_Try it_.
In the entries below, every line with the string "oznámení" is to be reported.

_Input records_.
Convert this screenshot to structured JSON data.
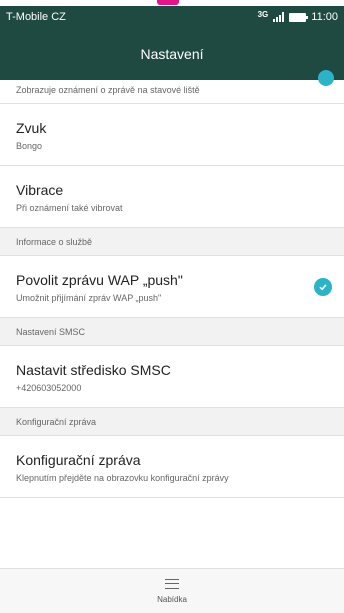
{
  "status": {
    "carrier": "T-Mobile CZ",
    "network": "3G",
    "time": "11:00"
  },
  "header": {
    "title": "Nastavení"
  },
  "list": {
    "clipped_sub": "Zobrazuje oznámení o zprávě na stavové liště",
    "sound": {
      "title": "Zvuk",
      "sub": "Bongo"
    },
    "vibration": {
      "title": "Vibrace",
      "sub": "Při oznámení také vibrovat"
    },
    "section_service": "Informace o službě",
    "wap": {
      "title": "Povolit zprávu WAP „push\"",
      "sub": "Umožnit přijímání zpráv WAP „push\"",
      "checked": true
    },
    "section_smsc": "Nastavení SMSC",
    "smsc": {
      "title": "Nastavit středisko SMSC",
      "sub": "+420603052000"
    },
    "section_config": "Konfigurační zpráva",
    "config": {
      "title": "Konfigurační zpráva",
      "sub": "Klepnutím přejděte na obrazovku konfigurační zprávy"
    }
  },
  "bottom": {
    "menu_label": "Nabídka"
  },
  "colors": {
    "app_bar": "#1f4a42",
    "accent": "#2bb3c7"
  }
}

_Written solution_.
    "clipped_sub": "Zobrazuje oznámení o zprávě na stavové liště",
      "sub": "Při oznámení také vibrovat"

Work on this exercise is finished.